Shaun Griffin

Stephen Shu-Ning Liu

Few writers have come so far to wedge their voice into American poetry. Stephen Liu was born in 1930 in Fuling, China, near the Yangtze River—a town that is now underwater. Not long ago, Liu's daughter April filmed the small community before it was flooded and superimposed her father's poetry on the film, Requiem for a River.

Joanne de Longchamps

One can hardly return to Nevada letters of mid-century without reading Joanne de Longchamps (1923-1983). A student of two art forms, poetry and collage, she spent a lifetime piecing into them her love of Greece, animals, and the struggle between Eros and Thanatos—love and death. In her art were the dreams of those particulars, and she drew for the reader their multiple outlines. At times, her fascination with these themes became what sustained her, particularly late in life when she had so many health problems.

Gary Short

An itinerant poet at heart, Gary Short has surveyed the universe of Guatemala, Albania, Mexico and, most recently, Tasmania. Throughout all of these journeys, he has returned to the landscape that claims him: the Comstock. He thinks of this last place and Guatemala as his twin homes, his private domain that both welcome the itinerant one on his terms.

What They Cannot Say before Dark

There's lots to say that don't need words.
—Maxine Kumin

At the kiosk, thirteen women sit
their wheelchairs, trying to find a face.

The nursing station is empty, the light
blinks for assistance and the bell snickers

to no one.
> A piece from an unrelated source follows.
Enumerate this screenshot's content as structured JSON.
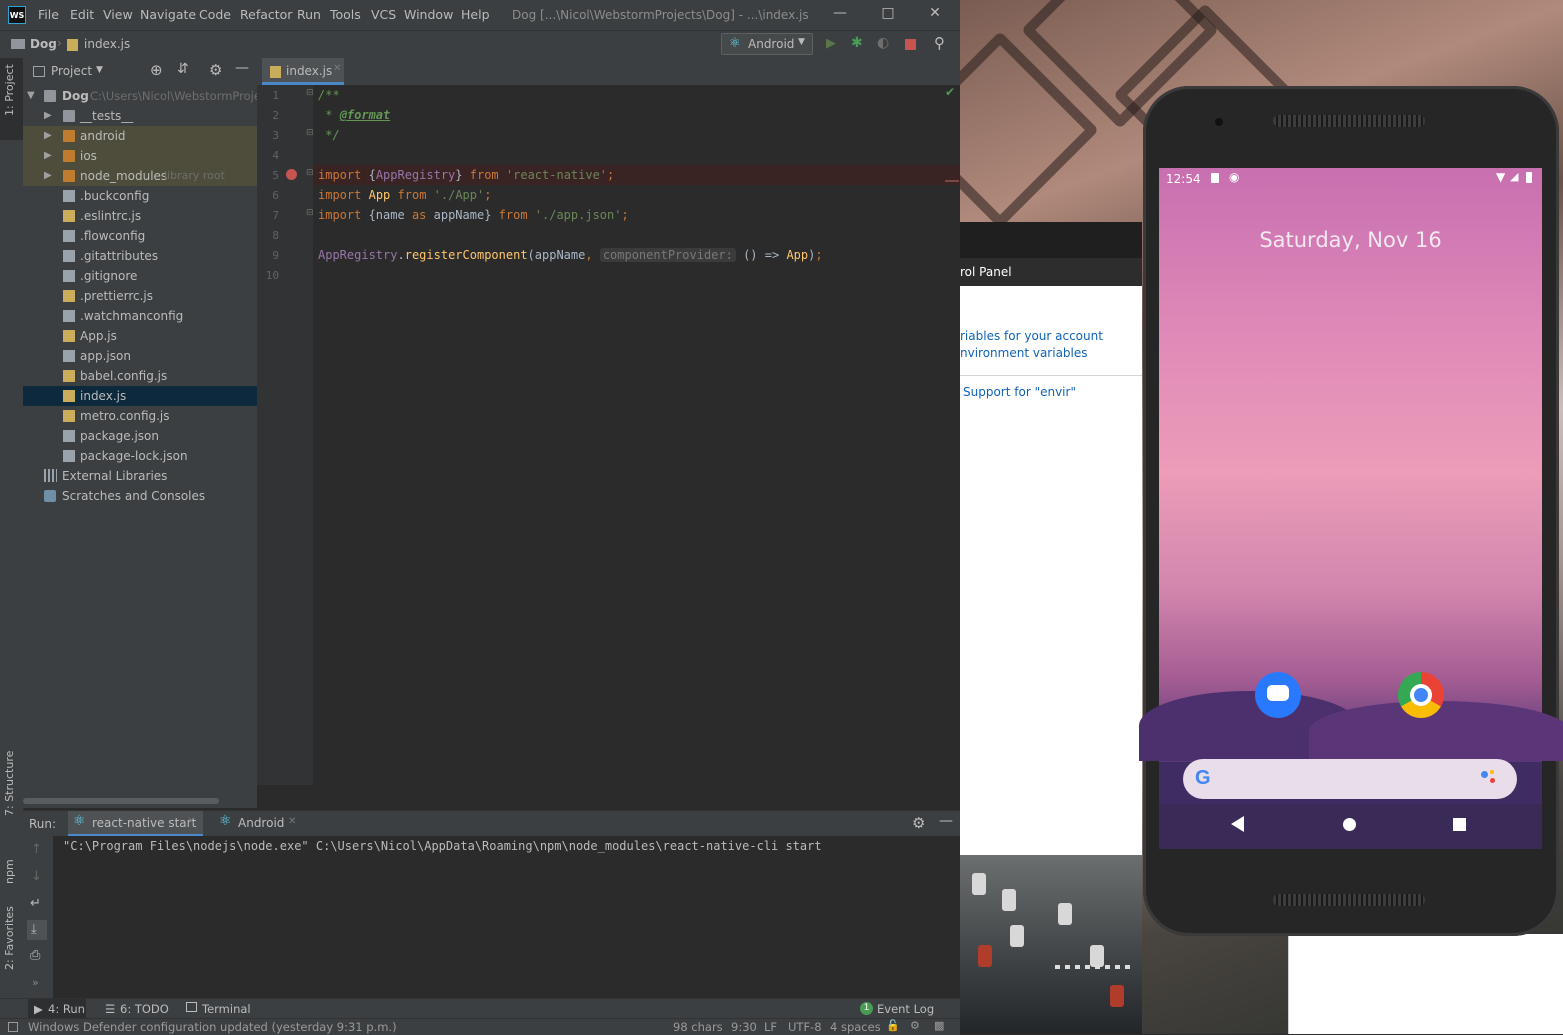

I walk in, cross their path
like a deer in the field of eyes but


for Hayden Carruth

Are there words
for what you cannot,
lying in this wilderness, express—
with her hands to love you

to the center of the bed,
the window with a cardinal
at the lopsided feeder, and
the weathercock that crows

in all weather
as you almost crow
to the harrowing horizon
and the day after when solace

Now I Sit the Saddle to Freedom

12:00 noon

Strangely wonderful it is
to bike this path
through eastern Arizona
without a belonging
to say my name.

5:30 p.m.

Crow at my back,
cattle in the creek meadow
and wildfire beyond the ridge—
is Snyder
in the lookout tower?

6:30 p.m.

My Sons Who Have No Opera to Console Them

Pavarotti lies in a hospital bed,
and my sons who have no opera

to console them, pulled from the driveway.

I held them in the garage without words—
poet who could say nothing—

and my hands, the empty tools of fatherhood—

chased their bikes from the greasy floor,
fished laundry from the pile,

and dressed the wild room for a guest.

Los Vendedores

Out of the sand they come
crowing like cocks in the morning sun

chanting their strange, melodious hymns to food:
TortilleroHeladoManí tostado,

and the children, burnished and thin
scurry to meet the musical men

and the women, smoked in their shawls
float on brooms behind them

and the beach is never still
with the halo of hunger overhead.

Hunting for Rain

Walking your dog, Cookie,
through the low curbs of Carson,
wondering who will cash your check

for misery, for rain, so that you
might escape the brick terrace
of rent, of living outside this land—

the rucksack piled in your sled
you drug up the snow of Wild Rose Creek
to meet me. I wonder too, Maria,

Anthem for a Burnished Land

[Anthem for a Burnished Land is the poem that poet Shaun Griffin wrote for Governor Sandoval's inauguration. He read the poem on January 3, 2011 and has kindly granted us permission to publish it on the ONE.]

The great Irish poet, Seamus Heaney, said the end of art is peace. If a poem can do anything, it can help us to reflect on why we need the ritual of ceremony in our lives and in so doing take some peace from this moment.

This poem is a testimony to the desire of all who have chosen the hardscrabble landscape of Nevada as home.

Subscribe to Shaun Griffin